SUPPLIED RECORDS:
══════
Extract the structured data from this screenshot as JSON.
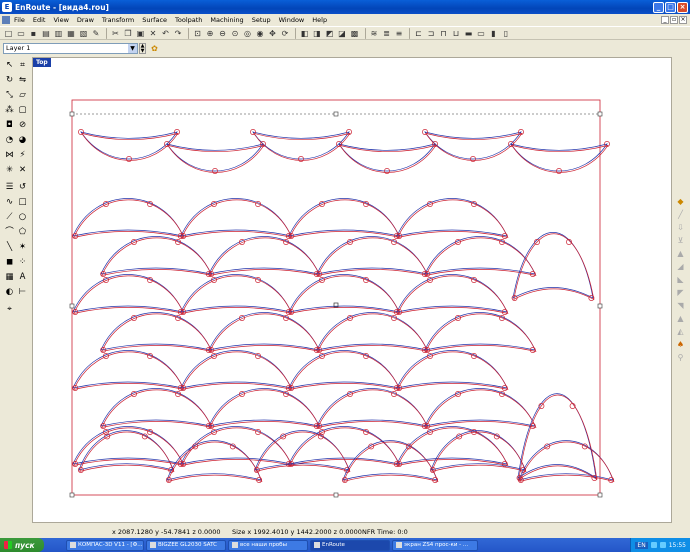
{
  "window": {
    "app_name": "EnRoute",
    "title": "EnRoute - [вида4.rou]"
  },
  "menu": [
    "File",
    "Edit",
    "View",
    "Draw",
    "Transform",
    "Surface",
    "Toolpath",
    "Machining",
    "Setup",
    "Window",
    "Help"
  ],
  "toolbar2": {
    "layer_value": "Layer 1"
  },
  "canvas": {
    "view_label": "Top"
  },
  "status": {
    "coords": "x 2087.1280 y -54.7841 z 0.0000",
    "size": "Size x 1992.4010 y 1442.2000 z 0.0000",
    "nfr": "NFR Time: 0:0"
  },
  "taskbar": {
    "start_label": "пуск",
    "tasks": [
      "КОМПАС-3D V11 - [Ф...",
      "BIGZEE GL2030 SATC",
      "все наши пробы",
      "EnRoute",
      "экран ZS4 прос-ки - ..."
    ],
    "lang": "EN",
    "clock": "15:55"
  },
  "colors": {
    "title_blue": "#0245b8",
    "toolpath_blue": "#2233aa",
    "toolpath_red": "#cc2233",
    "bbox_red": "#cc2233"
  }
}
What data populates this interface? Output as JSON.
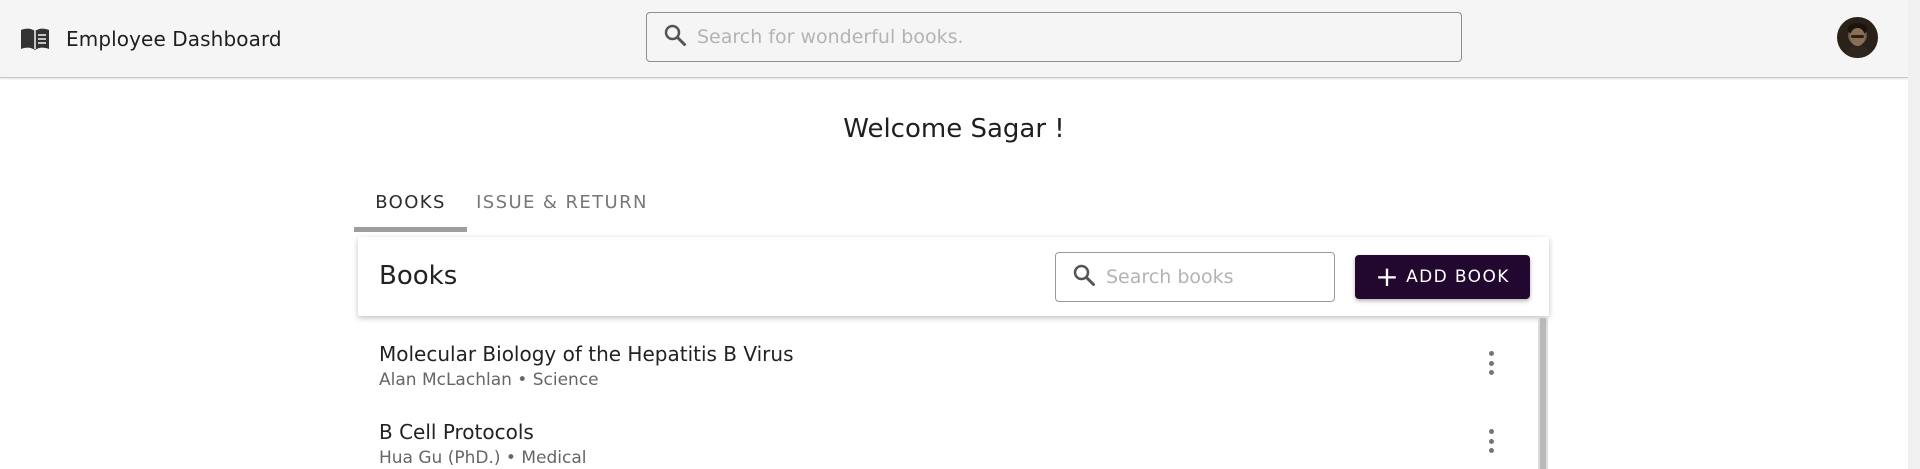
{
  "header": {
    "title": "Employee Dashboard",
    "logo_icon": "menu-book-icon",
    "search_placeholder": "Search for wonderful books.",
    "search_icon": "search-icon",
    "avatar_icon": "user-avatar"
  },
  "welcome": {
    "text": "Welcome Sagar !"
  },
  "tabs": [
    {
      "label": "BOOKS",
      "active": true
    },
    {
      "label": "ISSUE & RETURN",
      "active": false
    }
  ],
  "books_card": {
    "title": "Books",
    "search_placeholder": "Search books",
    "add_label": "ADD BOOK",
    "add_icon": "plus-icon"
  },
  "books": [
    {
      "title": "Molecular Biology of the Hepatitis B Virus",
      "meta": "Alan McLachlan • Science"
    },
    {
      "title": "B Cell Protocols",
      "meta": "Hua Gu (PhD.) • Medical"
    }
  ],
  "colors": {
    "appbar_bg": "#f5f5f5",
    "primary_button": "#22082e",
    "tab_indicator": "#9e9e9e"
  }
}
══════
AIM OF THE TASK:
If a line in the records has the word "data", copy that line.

TASK RESPONSE:
Extract the structured data from this screenshot as JSON.
What data populates this interface? Output as JSON.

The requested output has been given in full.